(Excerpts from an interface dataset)
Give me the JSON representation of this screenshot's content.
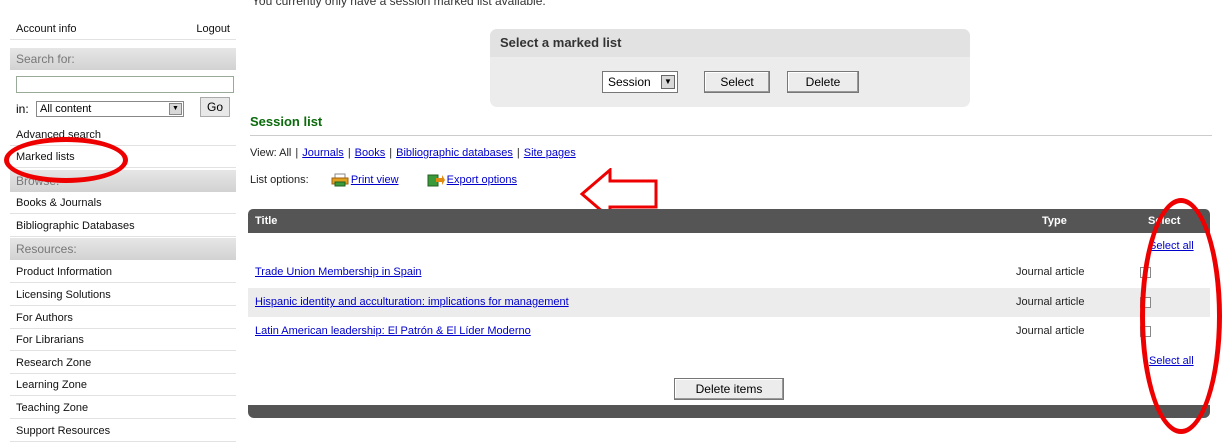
{
  "sidebar": {
    "account_info": "Account info",
    "logout": "Logout",
    "search_heading": "Search for:",
    "search_value": "",
    "scope_label": "in:",
    "scope_value": "All content",
    "go_label": "Go",
    "links": [
      "Advanced search",
      "Marked lists"
    ],
    "browse_heading": "Browse:",
    "browse_items": [
      "Books & Journals",
      "Bibliographic Databases"
    ],
    "resources_heading": "Resources:",
    "resource_items": [
      "Product Information",
      "Licensing Solutions",
      "For Authors",
      "For Librarians",
      "Research Zone",
      "Learning Zone",
      "Teaching Zone",
      "Support Resources"
    ]
  },
  "main": {
    "intro": "You currently only have a session marked list available.",
    "marked_list": {
      "title": "Select a marked list",
      "selected": "Session",
      "select_button": "Select",
      "delete_button": "Delete"
    },
    "session_title": "Session list",
    "view_label": "View: All",
    "view_links": [
      "Journals",
      "Books",
      "Bibliographic databases",
      "Site pages"
    ],
    "list_options_label": "List options:",
    "print_view": "Print view",
    "export_options": "Export options",
    "table": {
      "headers": {
        "title": "Title",
        "type": "Type",
        "select": "Select"
      },
      "select_all": "Select all",
      "rows": [
        {
          "title": "Trade Union Membership in Spain",
          "type": "Journal article"
        },
        {
          "title": "Hispanic identity and acculturation: implications for management",
          "type": "Journal article"
        },
        {
          "title": "Latin American leadership: El Patrón & El Líder Moderno",
          "type": "Journal article"
        }
      ],
      "delete_items": "Delete items"
    }
  },
  "colors": {
    "annotation": "#e00000",
    "heading_green": "#0b6b0b",
    "table_header": "#555555"
  }
}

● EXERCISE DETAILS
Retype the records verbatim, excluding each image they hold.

● RESULT OF THIS EXERCISE
Give me the JSON representation of this screenshot's content.
{
  "sidebar": {
    "account_info": "Account info",
    "logout": "Logout",
    "search_heading": "Search for:",
    "search_value": "",
    "scope_label": "in:",
    "scope_value": "All content",
    "go_label": "Go",
    "links": [
      "Advanced search",
      "Marked lists"
    ],
    "browse_heading": "Browse:",
    "browse_items": [
      "Books & Journals",
      "Bibliographic Databases"
    ],
    "resources_heading": "Resources:",
    "resource_items": [
      "Product Information",
      "Licensing Solutions",
      "For Authors",
      "For Librarians",
      "Research Zone",
      "Learning Zone",
      "Teaching Zone",
      "Support Resources"
    ]
  },
  "main": {
    "intro": "You currently only have a session marked list available.",
    "marked_list": {
      "title": "Select a marked list",
      "selected": "Session",
      "select_button": "Select",
      "delete_button": "Delete"
    },
    "session_title": "Session list",
    "view_label": "View: All",
    "view_links": [
      "Journals",
      "Books",
      "Bibliographic databases",
      "Site pages"
    ],
    "list_options_label": "List options:",
    "print_view": "Print view",
    "export_options": "Export options",
    "table": {
      "headers": {
        "title": "Title",
        "type": "Type",
        "select": "Select"
      },
      "select_all": "Select all",
      "rows": [
        {
          "title": "Trade Union Membership in Spain",
          "type": "Journal article"
        },
        {
          "title": "Hispanic identity and acculturation: implications for management",
          "type": "Journal article"
        },
        {
          "title": "Latin American leadership: El Patrón & El Líder Moderno",
          "type": "Journal article"
        }
      ],
      "delete_items": "Delete items"
    }
  },
  "colors": {
    "annotation": "#e00000",
    "heading_green": "#0b6b0b",
    "table_header": "#555555"
  }
}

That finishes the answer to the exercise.